**Directions for this task**: If a line in the entries below includes "briefly", pick it out and copy it.

Page and application data records

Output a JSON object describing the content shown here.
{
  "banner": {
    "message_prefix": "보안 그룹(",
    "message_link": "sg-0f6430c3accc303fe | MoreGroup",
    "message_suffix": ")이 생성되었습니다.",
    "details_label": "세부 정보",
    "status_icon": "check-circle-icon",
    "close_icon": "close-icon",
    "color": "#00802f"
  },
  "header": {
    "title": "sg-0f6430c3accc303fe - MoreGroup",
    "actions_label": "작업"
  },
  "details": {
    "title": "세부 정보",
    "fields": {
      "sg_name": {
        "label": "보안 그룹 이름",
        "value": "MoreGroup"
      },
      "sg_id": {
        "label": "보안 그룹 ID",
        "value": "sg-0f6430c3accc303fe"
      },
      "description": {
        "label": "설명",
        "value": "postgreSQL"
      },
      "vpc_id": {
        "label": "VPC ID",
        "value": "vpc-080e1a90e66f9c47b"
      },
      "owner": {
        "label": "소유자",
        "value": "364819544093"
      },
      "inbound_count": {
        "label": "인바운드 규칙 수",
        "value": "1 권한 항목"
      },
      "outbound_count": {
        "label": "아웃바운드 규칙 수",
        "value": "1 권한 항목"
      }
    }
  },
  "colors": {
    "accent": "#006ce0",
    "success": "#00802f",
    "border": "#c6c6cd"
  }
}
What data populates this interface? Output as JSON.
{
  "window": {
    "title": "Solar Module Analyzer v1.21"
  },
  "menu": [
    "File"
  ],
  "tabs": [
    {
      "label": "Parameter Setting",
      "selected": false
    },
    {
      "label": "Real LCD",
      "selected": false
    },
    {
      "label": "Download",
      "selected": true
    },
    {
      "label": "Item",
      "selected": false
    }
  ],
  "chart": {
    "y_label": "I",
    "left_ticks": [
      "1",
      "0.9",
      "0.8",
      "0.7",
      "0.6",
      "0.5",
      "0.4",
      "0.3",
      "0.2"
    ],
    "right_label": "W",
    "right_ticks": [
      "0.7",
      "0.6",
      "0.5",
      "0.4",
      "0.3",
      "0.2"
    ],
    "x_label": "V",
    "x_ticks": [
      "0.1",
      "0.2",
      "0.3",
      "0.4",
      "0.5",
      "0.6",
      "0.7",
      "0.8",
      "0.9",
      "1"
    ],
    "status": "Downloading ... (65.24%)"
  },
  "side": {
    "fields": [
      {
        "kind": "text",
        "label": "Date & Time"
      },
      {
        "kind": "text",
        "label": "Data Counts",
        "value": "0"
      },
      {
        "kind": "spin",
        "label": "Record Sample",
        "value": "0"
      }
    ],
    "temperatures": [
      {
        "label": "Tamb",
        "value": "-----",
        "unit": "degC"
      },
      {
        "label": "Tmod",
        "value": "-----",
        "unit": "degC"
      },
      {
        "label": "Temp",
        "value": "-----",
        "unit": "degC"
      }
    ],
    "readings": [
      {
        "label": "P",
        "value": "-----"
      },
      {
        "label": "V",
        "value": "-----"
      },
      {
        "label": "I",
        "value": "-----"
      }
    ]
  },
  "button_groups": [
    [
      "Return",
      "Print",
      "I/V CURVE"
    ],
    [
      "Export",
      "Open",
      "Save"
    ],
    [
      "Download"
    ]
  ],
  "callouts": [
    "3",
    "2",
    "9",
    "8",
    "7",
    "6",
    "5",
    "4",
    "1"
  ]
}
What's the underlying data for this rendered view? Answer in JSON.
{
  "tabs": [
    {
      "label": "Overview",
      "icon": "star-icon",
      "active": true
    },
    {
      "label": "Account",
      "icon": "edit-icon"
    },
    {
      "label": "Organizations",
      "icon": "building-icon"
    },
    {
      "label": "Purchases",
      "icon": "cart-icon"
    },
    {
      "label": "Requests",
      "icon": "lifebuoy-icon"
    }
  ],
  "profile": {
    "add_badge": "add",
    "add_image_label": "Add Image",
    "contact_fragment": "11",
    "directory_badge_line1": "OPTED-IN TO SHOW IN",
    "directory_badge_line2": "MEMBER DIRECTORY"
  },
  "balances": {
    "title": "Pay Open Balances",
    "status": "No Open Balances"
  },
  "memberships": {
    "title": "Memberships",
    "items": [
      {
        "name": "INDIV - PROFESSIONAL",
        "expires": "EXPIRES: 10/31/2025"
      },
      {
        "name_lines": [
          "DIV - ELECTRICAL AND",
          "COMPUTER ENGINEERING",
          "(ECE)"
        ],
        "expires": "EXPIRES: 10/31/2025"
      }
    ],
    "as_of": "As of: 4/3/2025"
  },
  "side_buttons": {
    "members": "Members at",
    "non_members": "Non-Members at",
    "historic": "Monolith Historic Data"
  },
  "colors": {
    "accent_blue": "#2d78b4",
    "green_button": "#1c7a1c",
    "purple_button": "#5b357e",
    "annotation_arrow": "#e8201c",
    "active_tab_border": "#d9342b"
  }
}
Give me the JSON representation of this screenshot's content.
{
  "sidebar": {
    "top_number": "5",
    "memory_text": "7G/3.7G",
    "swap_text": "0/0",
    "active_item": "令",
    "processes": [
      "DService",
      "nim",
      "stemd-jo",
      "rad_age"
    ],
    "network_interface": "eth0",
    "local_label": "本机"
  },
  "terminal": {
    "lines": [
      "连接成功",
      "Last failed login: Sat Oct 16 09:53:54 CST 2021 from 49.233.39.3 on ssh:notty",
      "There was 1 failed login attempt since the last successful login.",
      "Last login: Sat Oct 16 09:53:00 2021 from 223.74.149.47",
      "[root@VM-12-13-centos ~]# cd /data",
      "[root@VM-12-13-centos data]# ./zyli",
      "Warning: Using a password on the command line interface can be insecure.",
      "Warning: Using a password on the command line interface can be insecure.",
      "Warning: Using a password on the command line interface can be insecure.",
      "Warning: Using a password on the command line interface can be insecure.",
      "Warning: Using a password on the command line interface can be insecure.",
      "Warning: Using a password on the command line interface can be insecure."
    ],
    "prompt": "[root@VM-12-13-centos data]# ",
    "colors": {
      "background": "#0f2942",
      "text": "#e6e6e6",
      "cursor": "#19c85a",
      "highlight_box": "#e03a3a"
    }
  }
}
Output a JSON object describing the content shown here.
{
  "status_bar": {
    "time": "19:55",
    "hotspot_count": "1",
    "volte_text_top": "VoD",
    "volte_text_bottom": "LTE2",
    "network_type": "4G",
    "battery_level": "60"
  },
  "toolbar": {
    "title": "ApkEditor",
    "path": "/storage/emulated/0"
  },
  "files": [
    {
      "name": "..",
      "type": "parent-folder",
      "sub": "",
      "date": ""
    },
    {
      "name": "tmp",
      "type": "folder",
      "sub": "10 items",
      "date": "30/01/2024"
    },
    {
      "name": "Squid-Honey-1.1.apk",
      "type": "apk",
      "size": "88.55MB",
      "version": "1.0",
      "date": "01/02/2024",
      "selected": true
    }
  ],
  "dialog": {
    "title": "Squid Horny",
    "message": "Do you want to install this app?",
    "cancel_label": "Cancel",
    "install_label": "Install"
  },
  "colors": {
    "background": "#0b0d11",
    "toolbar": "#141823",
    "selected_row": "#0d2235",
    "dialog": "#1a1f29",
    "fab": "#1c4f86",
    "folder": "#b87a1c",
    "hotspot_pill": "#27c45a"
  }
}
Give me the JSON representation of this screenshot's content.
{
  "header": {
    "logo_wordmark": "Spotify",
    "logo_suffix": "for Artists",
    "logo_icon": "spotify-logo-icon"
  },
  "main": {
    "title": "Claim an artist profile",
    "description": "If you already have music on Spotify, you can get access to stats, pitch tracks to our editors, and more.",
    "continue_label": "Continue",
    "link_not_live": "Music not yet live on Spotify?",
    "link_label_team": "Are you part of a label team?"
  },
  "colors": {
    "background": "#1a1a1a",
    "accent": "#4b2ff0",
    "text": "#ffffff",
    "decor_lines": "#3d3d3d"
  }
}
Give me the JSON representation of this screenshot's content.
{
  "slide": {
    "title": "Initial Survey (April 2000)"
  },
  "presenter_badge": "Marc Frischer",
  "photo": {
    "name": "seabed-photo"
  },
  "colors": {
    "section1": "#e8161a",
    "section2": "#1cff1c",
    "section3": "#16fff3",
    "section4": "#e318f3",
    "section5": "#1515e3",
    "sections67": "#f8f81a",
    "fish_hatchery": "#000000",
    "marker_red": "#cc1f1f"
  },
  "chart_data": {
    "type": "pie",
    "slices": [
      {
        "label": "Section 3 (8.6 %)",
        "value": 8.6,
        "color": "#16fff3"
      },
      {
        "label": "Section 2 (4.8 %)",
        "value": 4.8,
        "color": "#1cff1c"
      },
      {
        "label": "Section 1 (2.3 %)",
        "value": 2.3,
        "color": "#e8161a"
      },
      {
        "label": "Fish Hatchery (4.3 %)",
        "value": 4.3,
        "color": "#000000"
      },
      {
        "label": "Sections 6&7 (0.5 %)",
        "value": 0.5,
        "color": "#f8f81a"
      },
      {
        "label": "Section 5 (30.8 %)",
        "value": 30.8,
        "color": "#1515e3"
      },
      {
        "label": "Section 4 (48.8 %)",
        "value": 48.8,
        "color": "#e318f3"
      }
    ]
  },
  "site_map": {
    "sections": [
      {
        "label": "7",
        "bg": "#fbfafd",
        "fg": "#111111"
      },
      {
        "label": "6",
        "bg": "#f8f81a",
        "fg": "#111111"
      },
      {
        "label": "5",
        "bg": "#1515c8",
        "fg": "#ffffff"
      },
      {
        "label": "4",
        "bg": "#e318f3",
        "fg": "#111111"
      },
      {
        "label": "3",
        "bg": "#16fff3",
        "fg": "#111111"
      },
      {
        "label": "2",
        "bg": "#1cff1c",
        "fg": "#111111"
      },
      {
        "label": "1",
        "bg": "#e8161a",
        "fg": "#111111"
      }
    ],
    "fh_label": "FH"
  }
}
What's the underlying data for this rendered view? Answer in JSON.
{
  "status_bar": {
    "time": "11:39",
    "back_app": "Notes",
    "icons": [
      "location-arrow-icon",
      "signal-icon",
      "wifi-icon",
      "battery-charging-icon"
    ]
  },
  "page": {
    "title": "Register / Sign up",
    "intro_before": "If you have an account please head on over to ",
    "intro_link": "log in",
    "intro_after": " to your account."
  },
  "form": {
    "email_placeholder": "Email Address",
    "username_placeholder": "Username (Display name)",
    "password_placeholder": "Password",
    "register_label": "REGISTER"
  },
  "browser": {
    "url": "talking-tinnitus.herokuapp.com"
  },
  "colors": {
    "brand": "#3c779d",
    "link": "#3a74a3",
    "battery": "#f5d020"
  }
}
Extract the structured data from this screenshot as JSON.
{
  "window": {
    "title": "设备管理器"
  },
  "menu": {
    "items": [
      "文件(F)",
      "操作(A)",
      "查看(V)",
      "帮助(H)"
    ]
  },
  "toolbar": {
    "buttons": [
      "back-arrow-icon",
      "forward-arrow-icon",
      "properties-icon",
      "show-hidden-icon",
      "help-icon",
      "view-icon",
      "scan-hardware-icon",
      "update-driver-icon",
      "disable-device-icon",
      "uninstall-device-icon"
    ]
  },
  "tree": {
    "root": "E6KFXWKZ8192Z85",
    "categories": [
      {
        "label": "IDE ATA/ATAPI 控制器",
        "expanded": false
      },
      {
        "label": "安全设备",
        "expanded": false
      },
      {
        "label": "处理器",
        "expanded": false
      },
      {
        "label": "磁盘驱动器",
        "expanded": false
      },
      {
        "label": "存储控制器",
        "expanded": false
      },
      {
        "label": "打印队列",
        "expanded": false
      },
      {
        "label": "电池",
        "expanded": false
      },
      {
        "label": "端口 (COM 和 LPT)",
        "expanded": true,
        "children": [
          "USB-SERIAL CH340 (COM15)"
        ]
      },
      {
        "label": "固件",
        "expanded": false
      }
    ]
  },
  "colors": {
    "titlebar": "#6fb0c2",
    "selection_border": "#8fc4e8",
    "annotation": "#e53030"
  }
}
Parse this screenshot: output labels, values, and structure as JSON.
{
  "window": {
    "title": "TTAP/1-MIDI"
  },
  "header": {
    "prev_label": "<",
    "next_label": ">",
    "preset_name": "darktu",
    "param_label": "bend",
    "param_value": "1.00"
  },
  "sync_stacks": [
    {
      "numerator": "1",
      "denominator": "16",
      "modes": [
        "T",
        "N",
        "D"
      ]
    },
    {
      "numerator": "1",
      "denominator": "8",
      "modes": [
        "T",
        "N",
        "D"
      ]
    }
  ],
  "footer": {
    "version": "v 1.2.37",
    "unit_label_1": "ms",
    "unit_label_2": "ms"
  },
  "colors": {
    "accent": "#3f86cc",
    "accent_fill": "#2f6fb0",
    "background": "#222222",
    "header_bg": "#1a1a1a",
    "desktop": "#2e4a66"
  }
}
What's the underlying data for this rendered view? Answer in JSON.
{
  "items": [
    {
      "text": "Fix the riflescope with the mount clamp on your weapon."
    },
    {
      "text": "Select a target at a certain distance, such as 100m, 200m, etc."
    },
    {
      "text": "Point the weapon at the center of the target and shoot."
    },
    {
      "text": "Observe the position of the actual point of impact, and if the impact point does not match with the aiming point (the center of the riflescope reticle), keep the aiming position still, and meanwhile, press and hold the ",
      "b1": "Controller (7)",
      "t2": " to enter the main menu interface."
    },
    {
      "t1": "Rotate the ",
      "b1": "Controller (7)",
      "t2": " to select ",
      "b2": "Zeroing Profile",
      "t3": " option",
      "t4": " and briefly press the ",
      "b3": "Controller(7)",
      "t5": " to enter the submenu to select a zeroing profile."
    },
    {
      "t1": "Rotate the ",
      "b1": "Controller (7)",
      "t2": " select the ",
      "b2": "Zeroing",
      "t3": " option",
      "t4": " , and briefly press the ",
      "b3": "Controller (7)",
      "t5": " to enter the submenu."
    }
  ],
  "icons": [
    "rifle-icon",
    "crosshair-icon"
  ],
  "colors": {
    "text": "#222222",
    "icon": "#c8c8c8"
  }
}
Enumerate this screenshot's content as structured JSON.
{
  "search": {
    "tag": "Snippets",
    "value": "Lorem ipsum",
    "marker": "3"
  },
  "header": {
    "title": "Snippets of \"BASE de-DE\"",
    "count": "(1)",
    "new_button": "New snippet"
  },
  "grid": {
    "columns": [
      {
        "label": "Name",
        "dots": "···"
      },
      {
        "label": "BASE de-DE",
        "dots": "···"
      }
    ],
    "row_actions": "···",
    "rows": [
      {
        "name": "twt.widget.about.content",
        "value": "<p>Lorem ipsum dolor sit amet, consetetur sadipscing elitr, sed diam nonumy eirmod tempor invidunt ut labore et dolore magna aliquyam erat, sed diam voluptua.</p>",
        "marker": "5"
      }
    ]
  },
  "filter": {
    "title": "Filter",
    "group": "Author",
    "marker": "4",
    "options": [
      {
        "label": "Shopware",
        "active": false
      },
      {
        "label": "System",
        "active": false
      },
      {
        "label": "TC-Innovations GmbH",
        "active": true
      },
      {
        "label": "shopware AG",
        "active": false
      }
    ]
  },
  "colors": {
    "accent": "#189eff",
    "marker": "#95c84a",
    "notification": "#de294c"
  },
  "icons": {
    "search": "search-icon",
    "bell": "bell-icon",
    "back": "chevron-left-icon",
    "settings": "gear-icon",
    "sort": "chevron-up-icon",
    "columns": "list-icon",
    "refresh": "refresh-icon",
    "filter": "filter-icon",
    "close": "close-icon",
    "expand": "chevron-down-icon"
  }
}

**Response to this task**:
      "t4": " and briefly press the ",
      "t4": " , and briefly press the ",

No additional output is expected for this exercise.